Former President General Pervez Musharraf was ready to give up Islamabad’s traditional stand on Kashmir during secret talks with India in 2006 in order to regain credibility to Pakistan army post 9/11, a US analyst has said.
After September 11, the Pakistani army had lost its credibility in the international community mainly because of its well-established relationship with the extremists groups, said Steve Coll, a Pultizer prize-winning American journalist, who has written several investigative stories on Kashmir.
“The (Pak) army took the extraordinary steps that it did to enter into these negotiations over Kashmir, essentially threatening to reverse decades of policy in this negotiation with India, it was not coercion that brought them to the table; it was aspiration,” he said in his testimony before the United States Commission on International Religious Freedom.
“They wanted, Musharraf in particular, the international legitimacy, the credibility. He wanted to be celebrated at international events as a peacemaker. He wanted Oslo to pay attention to him,” Coll said in response to a question.

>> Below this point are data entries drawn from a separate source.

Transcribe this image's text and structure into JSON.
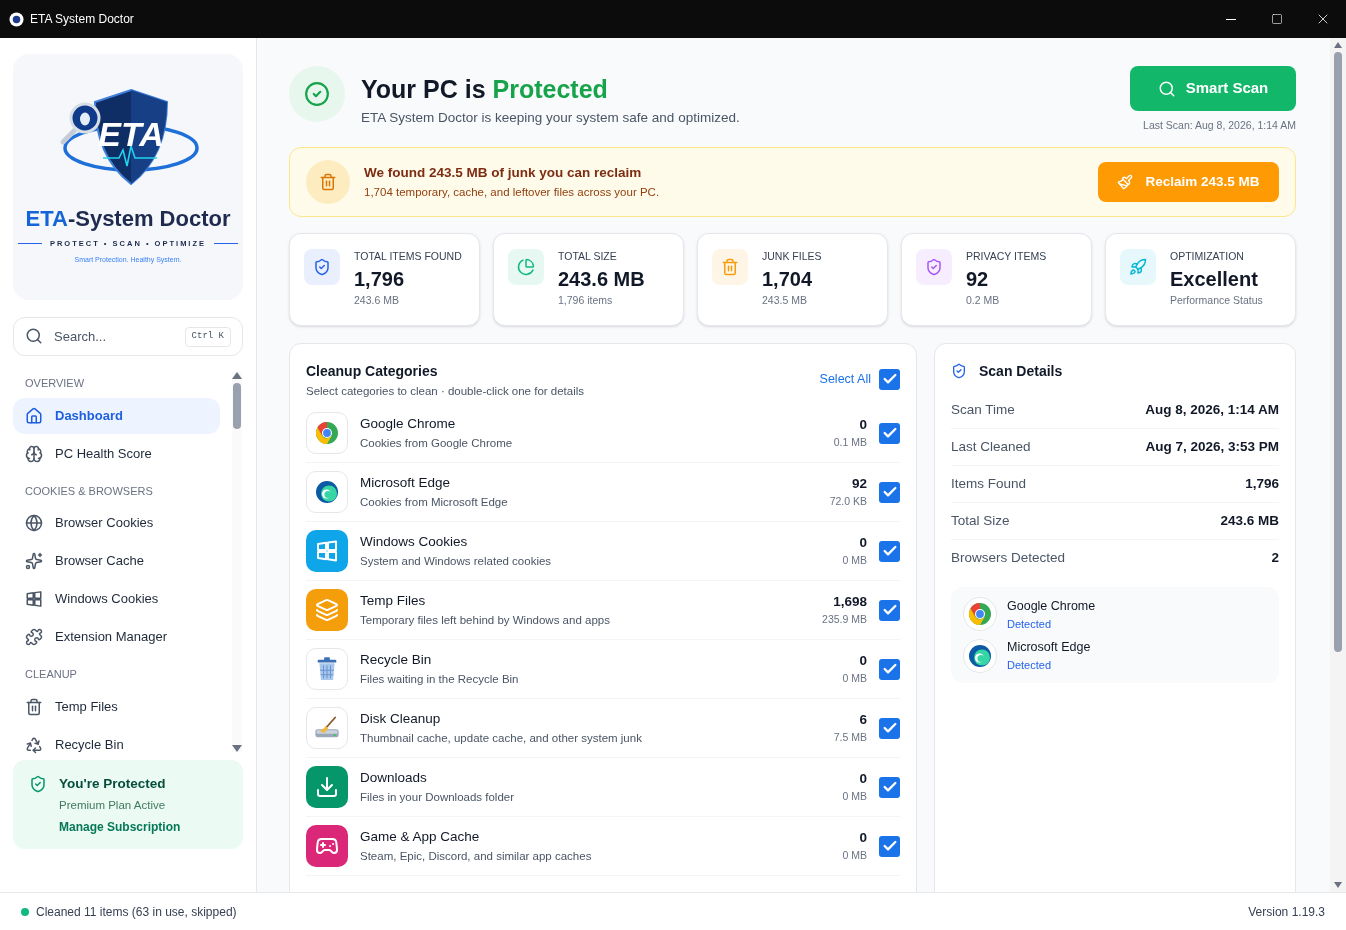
{
  "window": {
    "title": "ETA System Doctor"
  },
  "logo": {
    "mark": "ETA",
    "brand_accent": "ETA",
    "brand_rest": "-System Doctor",
    "tagline": "PROTECT • SCAN • OPTIMIZE",
    "slogan": "Smart Protection. Healthy System."
  },
  "search": {
    "placeholder": "Search...",
    "shortcut": "Ctrl K"
  },
  "sidebar": {
    "sections": [
      {
        "heading": "OVERVIEW",
        "items": [
          {
            "label": "Dashboard",
            "kind": "home",
            "selected": true
          },
          {
            "label": "PC Health Score",
            "kind": "health",
            "selected": false
          }
        ]
      },
      {
        "heading": "COOKIES & BROWSERS",
        "items": [
          {
            "label": "Browser Cookies",
            "kind": "globe",
            "selected": false
          },
          {
            "label": "Browser Cache",
            "kind": "sparkles",
            "selected": false
          },
          {
            "label": "Windows Cookies",
            "kind": "windows",
            "selected": false
          },
          {
            "label": "Extension Manager",
            "kind": "puzzle",
            "selected": false
          }
        ]
      },
      {
        "heading": "CLEANUP",
        "items": [
          {
            "label": "Temp Files",
            "kind": "trash",
            "selected": false
          },
          {
            "label": "Recycle Bin",
            "kind": "recycle",
            "selected": false
          }
        ]
      }
    ]
  },
  "protection": {
    "title": "You're Protected",
    "plan": "Premium Plan Active",
    "link": "Manage Subscription"
  },
  "header": {
    "title_start": "Your PC is",
    "title_status": "Protected",
    "subtitle": "ETA System Doctor is keeping your system safe and optimized.",
    "scan_button": "Smart Scan",
    "last_scan": "Last Scan: Aug 8, 2026, 1:14 AM"
  },
  "junk_banner": {
    "title": "We found 243.5 MB of junk you can reclaim",
    "detail": "1,704 temporary, cache, and leftover files across your PC.",
    "button": "Reclaim 243.5 MB"
  },
  "stats": [
    {
      "label": "TOTAL ITEMS FOUND",
      "value": "1,796",
      "sub": "243.6 MB",
      "kind": "shield",
      "color": "#2563eb"
    },
    {
      "label": "TOTAL SIZE",
      "value": "243.6 MB",
      "sub": "1,796 items",
      "kind": "pie",
      "color": "#10b981"
    },
    {
      "label": "JUNK FILES",
      "value": "1,704",
      "sub": "243.5 MB",
      "kind": "trash",
      "color": "#f59e0b"
    },
    {
      "label": "PRIVACY ITEMS",
      "value": "92",
      "sub": "0.2 MB",
      "kind": "privacy",
      "color": "#a855f7"
    },
    {
      "label": "OPTIMIZATION",
      "value": "Excellent",
      "sub": "Performance Status",
      "kind": "rocket",
      "color": "#06b6d4"
    }
  ],
  "categories_panel": {
    "title": "Cleanup Categories",
    "subtitle": "Select categories to clean · double-click one for details",
    "select_all": "Select All",
    "all_checked": true
  },
  "categories": [
    {
      "name": "Google Chrome",
      "detail": "Cookies from Google Chrome",
      "count": "0",
      "size": "0.1 MB",
      "kind": "chrome",
      "checked": true
    },
    {
      "name": "Microsoft Edge",
      "detail": "Cookies from Microsoft Edge",
      "count": "92",
      "size": "72.0 KB",
      "kind": "edge",
      "checked": true
    },
    {
      "name": "Windows Cookies",
      "detail": "System and Windows related cookies",
      "count": "0",
      "size": "0 MB",
      "kind": "windows",
      "checked": true
    },
    {
      "name": "Temp Files",
      "detail": "Temporary files left behind by Windows and apps",
      "count": "1,698",
      "size": "235.9 MB",
      "kind": "temp",
      "checked": true
    },
    {
      "name": "Recycle Bin",
      "detail": "Files waiting in the Recycle Bin",
      "count": "0",
      "size": "0 MB",
      "kind": "recycle",
      "checked": true
    },
    {
      "name": "Disk Cleanup",
      "detail": "Thumbnail cache, update cache, and other system junk",
      "count": "6",
      "size": "7.5 MB",
      "kind": "disk",
      "checked": true
    },
    {
      "name": "Downloads",
      "detail": "Files in your Downloads folder",
      "count": "0",
      "size": "0 MB",
      "kind": "downloads",
      "checked": true
    },
    {
      "name": "Game & App Cache",
      "detail": "Steam, Epic, Discord, and similar app caches",
      "count": "0",
      "size": "0 MB",
      "kind": "game",
      "checked": true
    }
  ],
  "scan_details": {
    "title": "Scan Details",
    "rows": [
      {
        "label": "Scan Time",
        "value": "Aug 8, 2026, 1:14 AM"
      },
      {
        "label": "Last Cleaned",
        "value": "Aug 7, 2026, 3:53 PM"
      },
      {
        "label": "Items Found",
        "value": "1,796"
      },
      {
        "label": "Total Size",
        "value": "243.6 MB"
      },
      {
        "label": "Browsers Detected",
        "value": "2"
      }
    ],
    "browsers": [
      {
        "name": "Google Chrome",
        "status": "Detected",
        "kind": "chrome"
      },
      {
        "name": "Microsoft Edge",
        "status": "Detected",
        "kind": "edge"
      }
    ]
  },
  "status_bar": {
    "message": "Cleaned 11 items (63 in use, skipped)",
    "version": "Version 1.19.3"
  }
}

The only way to achieve stability in South Asia, he observed, is through normalisation between India and Pakistan. And “that’s why the Kashmir negotiations matter, not in and of themselves but as a pathway to normalisation,” he argued.